Keeping that in mind, here are some of my favorite credit cards.
|Name||Why I like it||Annual fee|
|Earns Chase points and provides a simple rewards rate||$0|
|Earns Chase points and provides elevated earning rates on rotating categories||$0|
|Earns Chase points and provides useful bonus categories for everyday business expenses||$0|
|Earns Chase points and is an excellent beginner travel card||$95|
|Earns ThankYou Points and provides useful everyday earning categories||$95|
|Earns Amex Membership Rewards and is my go-to card for U.S. supermarkets and restaurants||$250 (Terms apply)|
|Earns Capital One miles, has a simple rewards rate, and provides premium travel benefits||$395|
|Provides complimentary Hilton Honors Diamond status and an annual free night award among other premium travel benefits||$450 (Terms apply)|
|Earns Chase points and provides premium travel benefits||$550|
Earn a $250 travel bonus with this incredible card
There's a credit card that's making waves with its amazing bonus and benefits. The Bank of America® Travel Rewards credit card has no annual fee and you can earn 25,000 points after spending $1,000 in purchases in the first 90 days of account opening.
You can earn additional points just by using this card for your everyday purchases — unlimited 1.5 points per $1 spent on all purchases. The 25,000 points can be redeemed for a $250 statement credit toward travel or dining purchases.
If you want to travel and dine out more, the Travel Rewards card can help you get where you want to go.
The best part? There's no annual fee.
You don’t have to be a financial expert to learn about credit cards and how to take advantage of credit card rewards in your life. I started learning about points and miles in college, but I wish I had been introduced earlier.
There are far more valuable card options available today than when I started learning, which makes it a great time to jump in.

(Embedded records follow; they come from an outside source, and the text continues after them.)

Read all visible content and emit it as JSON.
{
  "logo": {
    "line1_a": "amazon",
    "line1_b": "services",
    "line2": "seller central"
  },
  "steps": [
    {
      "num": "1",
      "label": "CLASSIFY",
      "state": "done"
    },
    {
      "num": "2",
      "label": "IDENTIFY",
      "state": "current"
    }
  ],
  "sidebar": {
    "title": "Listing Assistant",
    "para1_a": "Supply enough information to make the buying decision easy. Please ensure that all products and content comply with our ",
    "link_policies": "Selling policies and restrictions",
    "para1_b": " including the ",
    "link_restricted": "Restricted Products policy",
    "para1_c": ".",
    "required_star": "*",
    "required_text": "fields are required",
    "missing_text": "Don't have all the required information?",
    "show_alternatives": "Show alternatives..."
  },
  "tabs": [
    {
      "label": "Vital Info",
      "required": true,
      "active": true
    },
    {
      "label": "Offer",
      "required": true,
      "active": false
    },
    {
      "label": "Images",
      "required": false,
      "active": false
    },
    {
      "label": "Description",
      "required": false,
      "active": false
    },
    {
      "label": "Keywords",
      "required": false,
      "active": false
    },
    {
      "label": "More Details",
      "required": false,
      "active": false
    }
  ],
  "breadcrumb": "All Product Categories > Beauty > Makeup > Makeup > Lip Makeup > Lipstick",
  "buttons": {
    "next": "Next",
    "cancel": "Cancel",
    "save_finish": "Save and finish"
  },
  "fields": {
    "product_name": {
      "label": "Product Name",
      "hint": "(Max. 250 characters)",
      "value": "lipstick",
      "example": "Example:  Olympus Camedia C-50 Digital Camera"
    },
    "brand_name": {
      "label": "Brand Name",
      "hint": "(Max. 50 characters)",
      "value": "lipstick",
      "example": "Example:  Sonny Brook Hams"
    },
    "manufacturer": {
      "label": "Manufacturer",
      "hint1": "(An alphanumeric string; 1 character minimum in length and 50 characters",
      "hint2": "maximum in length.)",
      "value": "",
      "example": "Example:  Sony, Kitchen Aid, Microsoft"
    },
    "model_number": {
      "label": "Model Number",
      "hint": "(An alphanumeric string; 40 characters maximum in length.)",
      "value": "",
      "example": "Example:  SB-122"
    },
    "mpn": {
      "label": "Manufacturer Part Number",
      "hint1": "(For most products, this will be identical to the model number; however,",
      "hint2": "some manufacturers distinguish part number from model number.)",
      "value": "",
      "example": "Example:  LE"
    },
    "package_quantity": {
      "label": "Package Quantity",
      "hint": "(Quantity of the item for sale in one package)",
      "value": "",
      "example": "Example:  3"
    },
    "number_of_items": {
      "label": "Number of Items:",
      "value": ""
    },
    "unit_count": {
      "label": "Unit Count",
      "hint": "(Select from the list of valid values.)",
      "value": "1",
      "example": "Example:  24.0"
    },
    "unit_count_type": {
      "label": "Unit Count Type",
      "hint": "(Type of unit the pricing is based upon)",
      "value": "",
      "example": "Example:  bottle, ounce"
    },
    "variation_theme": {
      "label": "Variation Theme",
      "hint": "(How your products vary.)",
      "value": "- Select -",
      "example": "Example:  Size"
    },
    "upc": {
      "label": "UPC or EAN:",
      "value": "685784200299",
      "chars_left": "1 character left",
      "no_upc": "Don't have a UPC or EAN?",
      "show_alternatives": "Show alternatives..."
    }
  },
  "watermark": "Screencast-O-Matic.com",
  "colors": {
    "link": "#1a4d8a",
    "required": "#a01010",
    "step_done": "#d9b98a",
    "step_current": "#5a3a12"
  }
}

To get started, check out our list of recommendations and compare credit cards to find the right offer for you. There are plenty of different options depending on what you’re looking for.
Easy-to-Earn Unlimited Rewards
- Earn 25,000 online bonus points after you make at least $1,000 in purchases in the first 90 days of account opening - that can be a $250 statement credit toward travel purchases
- Earn 1.5 points per $1 spent on all purchases
- Longer intro APR on qualifying purchases and balance transfers
- No foreign transaction fees
- Apply Now
- Earn unlimited 1.5 points per $1 spent on all purchases, with no annual fee and no foreign transaction fees and your points don't expire.
- 25,000 online bonus points after you make at least $1,000 in purchases in the first 90 days of account opening - that can be a $250 statement credit toward travel purchases.
- Use your card to book your trip how and where you want - you're not limited to specific websites with blackout dates or restrictions.
- Redeem points for a statement credit to pay for travel or dining purchases, such as flights, hotel stays, car and vacation rentals, baggage fees, and also at restaurants including takeout.
- 0% Introductory APR for 15 billing cycles for purchases, and for any balance transfers made in the first 60 days. After the intro APR offer ends, 18.24% - 28.24% Variable APR will apply. A 3% fee applies to all balance transfers.
- If you're a Preferred Rewards member, you can earn 25%-75% more points on every purchase. That means instead of earning an unlimited 1.5 points for every $1, you could earn 1.87-2.62 points for every $1 you spend on purchases.
- Contactless Cards - The security of a chip card, with the convenience of a tap.
- This online only offer may not be available if you leave this page or if you visit a Bank of America financial center. You can take advantage of this offer when you apply now.
Earn 25,000 online bonus points after you make at least $1,000 in purchases in the first 90 days of account opening - that can be a $250 statement credit toward travel purchases
Why we like it